This artist’s impression shows the first interstellar asteroid: `Oumuamua.’ This unique object was discovered on Oct. 19, 2017 by the Pan-STARRS 1 telescope in Hawaii. Subsequent observations from ESO’s Very Large Telescope in Chile and other observatories around the world show that it was traveling through space for millions of years before its chance encounter with our star system. Oumuamua seems to be a dark red highly-elongated metallic or rocky object, about 400 metres long, and is unlike anything normally found in the Solar System. ESO/M. Kornmesser
This artist’s impression shows the first interstellar asteroid: `Oumuamua.’ This unique object was discovered on Oct. 19, 2017 by the Pan-STARRS 1 telescope in Hawaii.
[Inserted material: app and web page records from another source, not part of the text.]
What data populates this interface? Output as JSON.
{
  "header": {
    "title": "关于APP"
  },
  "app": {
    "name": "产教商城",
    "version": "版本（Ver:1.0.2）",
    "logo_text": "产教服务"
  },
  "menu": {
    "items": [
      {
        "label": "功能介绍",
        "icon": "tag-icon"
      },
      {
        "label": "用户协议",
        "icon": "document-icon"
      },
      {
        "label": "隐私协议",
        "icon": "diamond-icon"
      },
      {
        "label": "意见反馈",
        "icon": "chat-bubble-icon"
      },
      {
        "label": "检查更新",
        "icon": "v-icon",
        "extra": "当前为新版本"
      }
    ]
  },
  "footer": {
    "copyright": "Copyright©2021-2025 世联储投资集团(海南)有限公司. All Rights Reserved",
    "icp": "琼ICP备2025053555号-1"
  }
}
Subsequent observations from ESO’s Very Large Telescope in Chile and other observatories around the world show that it was traveling through space for millions of years before its chance encounter with our star system. Oumuamua seems to be a dark red highly-elongated metallic or rocky object, about 400 metres long, and is unlike anything normally found in the Solar System. ESO/M. Kornmesser

Harvard scientists say mysterious space object may be from ‘alien civilization’

November 05, 2018 03:17 PM